Court weighs challenge to soot standards implementation
Written byLAWRENCE HURLEY, Greenwire
Federal appeals court judges appeared skeptical today about U.S. EPA's argument that it is required under the Clean Air Act to use a less stringent implementation regime for fine particulates than it is for more coarse -- and less dangerous -- particles.
The U.S. Court of Appeals for the District of Columbia Circuit is considering the legality of EPA's rules for implementation limits on air pollution from power plants, boilers and car tailpipes.
EPA is considering new standards for fine particulate matter, or PM 2.5, but the case before the court focuses on implementation of the existing standard.
At least one judge, David Tatel, was highly skeptical of EPA's argument, saying it made little sense that the agency is stricter about enforcing the coarse particulate matter standard even though fine particulate matter is a greater public health concern.
"I don't see why it makes much sense to separate out the fine particles," Tatel said. "I don't understand why the agency would do this."

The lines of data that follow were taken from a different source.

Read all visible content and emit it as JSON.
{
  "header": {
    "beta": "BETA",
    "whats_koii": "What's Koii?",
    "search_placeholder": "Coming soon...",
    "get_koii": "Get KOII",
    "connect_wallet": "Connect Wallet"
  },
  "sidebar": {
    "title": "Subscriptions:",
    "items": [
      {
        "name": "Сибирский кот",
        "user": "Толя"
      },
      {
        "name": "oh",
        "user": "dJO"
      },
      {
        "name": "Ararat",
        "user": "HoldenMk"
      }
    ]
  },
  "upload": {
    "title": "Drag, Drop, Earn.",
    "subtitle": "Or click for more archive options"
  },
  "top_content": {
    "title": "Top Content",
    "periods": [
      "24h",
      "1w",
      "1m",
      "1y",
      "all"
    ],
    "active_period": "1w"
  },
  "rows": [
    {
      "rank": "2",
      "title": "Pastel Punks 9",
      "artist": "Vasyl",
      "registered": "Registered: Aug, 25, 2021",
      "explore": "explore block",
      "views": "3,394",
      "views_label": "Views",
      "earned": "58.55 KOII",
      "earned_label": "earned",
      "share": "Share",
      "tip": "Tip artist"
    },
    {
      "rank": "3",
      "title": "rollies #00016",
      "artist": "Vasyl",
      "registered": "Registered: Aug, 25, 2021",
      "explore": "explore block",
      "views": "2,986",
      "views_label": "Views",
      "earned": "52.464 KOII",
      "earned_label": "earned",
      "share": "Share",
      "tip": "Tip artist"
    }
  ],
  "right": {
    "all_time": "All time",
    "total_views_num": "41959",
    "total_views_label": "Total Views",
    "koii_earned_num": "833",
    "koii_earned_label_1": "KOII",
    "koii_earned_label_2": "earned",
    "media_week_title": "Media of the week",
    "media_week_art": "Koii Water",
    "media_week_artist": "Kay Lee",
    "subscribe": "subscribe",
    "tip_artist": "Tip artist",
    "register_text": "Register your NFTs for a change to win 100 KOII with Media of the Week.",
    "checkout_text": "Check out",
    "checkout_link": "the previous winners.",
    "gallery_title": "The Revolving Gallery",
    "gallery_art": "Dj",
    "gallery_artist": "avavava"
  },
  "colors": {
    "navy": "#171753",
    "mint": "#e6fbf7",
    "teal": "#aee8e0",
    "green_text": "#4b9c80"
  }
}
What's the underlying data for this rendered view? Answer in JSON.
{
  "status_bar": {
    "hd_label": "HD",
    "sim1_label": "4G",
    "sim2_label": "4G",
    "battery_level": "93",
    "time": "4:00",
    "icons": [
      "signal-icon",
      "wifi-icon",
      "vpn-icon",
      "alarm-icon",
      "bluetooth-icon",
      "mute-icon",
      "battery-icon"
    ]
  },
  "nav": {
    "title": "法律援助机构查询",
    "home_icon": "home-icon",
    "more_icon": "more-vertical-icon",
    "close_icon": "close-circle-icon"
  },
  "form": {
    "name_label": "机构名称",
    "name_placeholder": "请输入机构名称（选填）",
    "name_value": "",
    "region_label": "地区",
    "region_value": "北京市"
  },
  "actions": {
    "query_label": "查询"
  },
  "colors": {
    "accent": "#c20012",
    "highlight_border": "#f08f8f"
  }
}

The Natural Resources Defense Council and Sierra Club say states have too much flexibility, which means that in some cases standards are not being met. They challenged two rules, one from 2007 and one from 2008 that laid out how fine particle standards last set in 1997 should be implemented.
The environmental groups argue that EPA ignored language in the Clean Air Act as amended in 1990, which stated that particulate matter implementation is addressed in a different section of the statute than implementation requirements for other types of pollution.

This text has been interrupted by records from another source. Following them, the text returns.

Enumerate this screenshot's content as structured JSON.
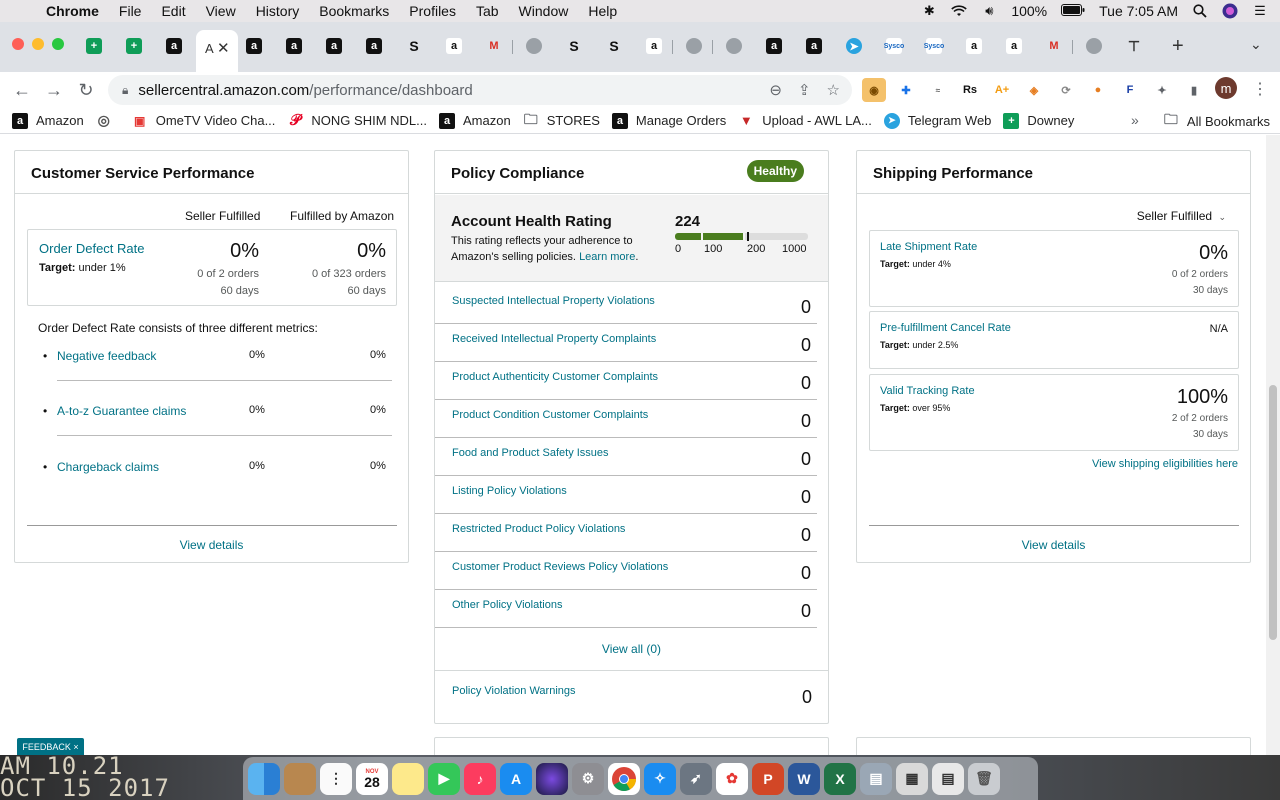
{
  "menubar": {
    "app": "Chrome",
    "menus": [
      "File",
      "Edit",
      "View",
      "History",
      "Bookmarks",
      "Profiles",
      "Tab",
      "Window",
      "Help"
    ],
    "battery": "100%",
    "clock": "Tue 7:05 AM"
  },
  "browser": {
    "active_tab_label": "A",
    "url_domain": "sellercentral.amazon.com",
    "url_path": "/performance/dashboard",
    "profile_initial": "m"
  },
  "bookmarks": [
    {
      "label": "Amazon",
      "icon": "amazon-icon"
    },
    {
      "label": "",
      "icon": "globe-icon"
    },
    {
      "label": "OmeTV Video Cha...",
      "icon": "ometv-icon"
    },
    {
      "label": "NONG SHIM NDL...",
      "icon": "pinterest-icon"
    },
    {
      "label": "Amazon",
      "icon": "amazon-icon"
    },
    {
      "label": "STORES",
      "icon": "folder-icon"
    },
    {
      "label": "Manage Orders",
      "icon": "amazon-icon"
    },
    {
      "label": "Upload - AWL LA...",
      "icon": "awl-icon"
    },
    {
      "label": "Telegram Web",
      "icon": "telegram-icon"
    },
    {
      "label": "Downey",
      "icon": "sheets-icon"
    }
  ],
  "bookmarks_all": "All Bookmarks",
  "customer_service": {
    "title": "Customer Service Performance",
    "col1": "Seller Fulfilled",
    "col2": "Fulfilled by Amazon",
    "odr_label": "Order Defect Rate",
    "odr_target_label": "Target:",
    "odr_target": "under 1%",
    "sf_value": "0%",
    "sf_orders": "0 of 2 orders",
    "sf_days": "60 days",
    "fba_value": "0%",
    "fba_orders": "0 of 323 orders",
    "fba_days": "60 days",
    "metrics_intro": "Order Defect Rate consists of three different metrics:",
    "metrics": [
      {
        "label": "Negative feedback",
        "sf": "0%",
        "fba": "0%"
      },
      {
        "label": "A-to-z Guarantee claims",
        "sf": "0%",
        "fba": "0%"
      },
      {
        "label": "Chargeback claims",
        "sf": "0%",
        "fba": "0%"
      }
    ],
    "view_details": "View details"
  },
  "policy": {
    "title": "Policy Compliance",
    "badge": "Healthy",
    "ahr_title": "Account Health Rating",
    "ahr_desc_1": "This rating reflects your adherence to",
    "ahr_desc_2": "Amazon's selling policies.",
    "learn_more": "Learn more",
    "rating": "224",
    "rating_value": 224,
    "scale": [
      "0",
      "100",
      "200",
      "1000"
    ],
    "rows": [
      {
        "label": "Suspected Intellectual Property Violations",
        "value": "0"
      },
      {
        "label": "Received Intellectual Property Complaints",
        "value": "0"
      },
      {
        "label": "Product Authenticity Customer Complaints",
        "value": "0"
      },
      {
        "label": "Product Condition Customer Complaints",
        "value": "0"
      },
      {
        "label": "Food and Product Safety Issues",
        "value": "0"
      },
      {
        "label": "Listing Policy Violations",
        "value": "0"
      },
      {
        "label": "Restricted Product Policy Violations",
        "value": "0"
      },
      {
        "label": "Customer Product Reviews Policy Violations",
        "value": "0"
      },
      {
        "label": "Other Policy Violations",
        "value": "0"
      }
    ],
    "view_all": "View all (0)",
    "warnings_label": "Policy Violation Warnings",
    "warnings_value": "0"
  },
  "shipping": {
    "title": "Shipping Performance",
    "filter": "Seller Fulfilled",
    "metrics": [
      {
        "label": "Late Shipment Rate",
        "target": "under 4%",
        "value": "0%",
        "orders": "0 of 2 orders",
        "days": "30 days"
      },
      {
        "label": "Pre-fulfillment Cancel Rate",
        "target": "under 2.5%",
        "value": "N/A",
        "orders": "",
        "days": ""
      },
      {
        "label": "Valid Tracking Rate",
        "target": "over 95%",
        "value": "100%",
        "orders": "2 of 2 orders",
        "days": "30 days"
      }
    ],
    "target_label": "Target:",
    "eligibility_link": "View shipping eligibilities here",
    "view_details": "View details"
  },
  "feedback": "FEEDBACK ×",
  "desktop_text": {
    "line1": "AM 10.21",
    "line2": "OCT 15 2017"
  },
  "dock_calendar": {
    "month": "NOV",
    "day": "28"
  },
  "colors": {
    "accent_link": "#007185",
    "healthy": "#4a7d1e",
    "rating_bar": "#4a7d1e"
  }
}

The language in the statute specifically dealing with particulate matter is stricter and gives states less leeway.
EPA counters that the Clean Air Act language raised by the environmental groups applies only to implementation of standards for coarse particles, otherwise known as PM 10. The agency also maintains that it is too late for courts to consider a challenge, arguing that the petitioners are "a decade too late."
The three-judge panel did not seem interested in the latter argument. Tatel focused, laserlike, on the statutory language in the Clean Air Act, testing Justice Department attorney Brian Lynk with a constant stream of questions.

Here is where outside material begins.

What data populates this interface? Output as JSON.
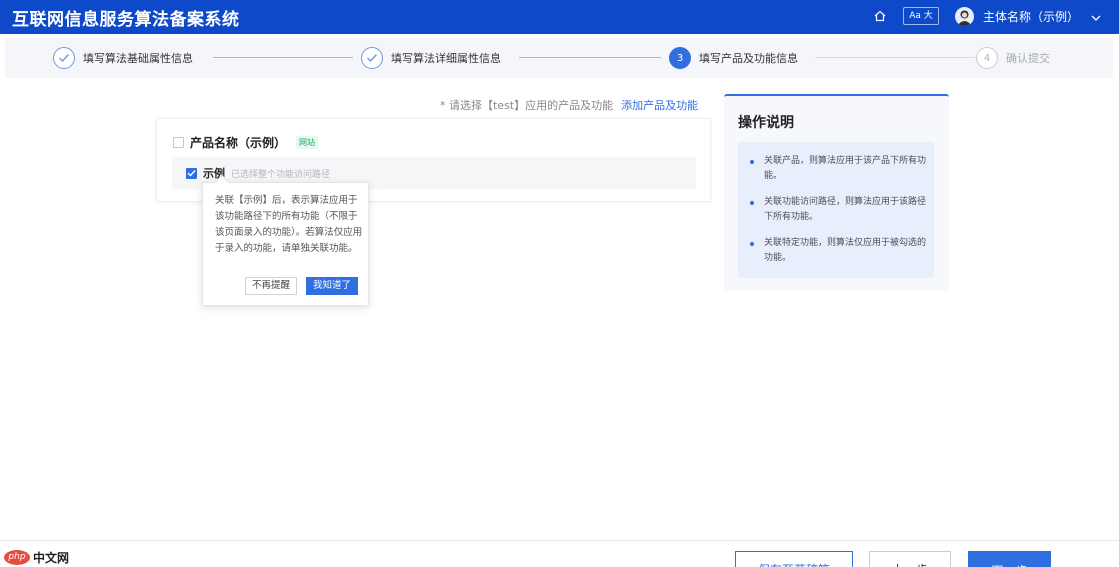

Tatel indicated he did not believe the Clean Air Act required EPA to handle fine particulate matter differently than the coarser pollutants. References in the statute to PM 10 seemed to indicate Congress was referring to particulate matter in general, which would include PM 2.5, Tatel said.
That was the argument made by Paul Cort of Earthjustice, who repeatedly made the point that PM 2.5 -- particles smaller than 2.5 microns in diameter -- are included in the statutory definition of PM 10.
Fine particulate matter standards "are PM 10 standards," Cort said. "They have just been labeled something else."
Of the other two judges, only Stephen Williams spoke. He was less vociferous than Tatel but did press Lynk on the government's position. At one point, he asked whether EPA could have "singled out" fine particulate matter by revising the PM 10 standard instead of creating a new standard for PM 2.5. Then, implementation of the PM 2.5 standard would have been treated the same way as PM 10.
"It's possible," Lynk conceded.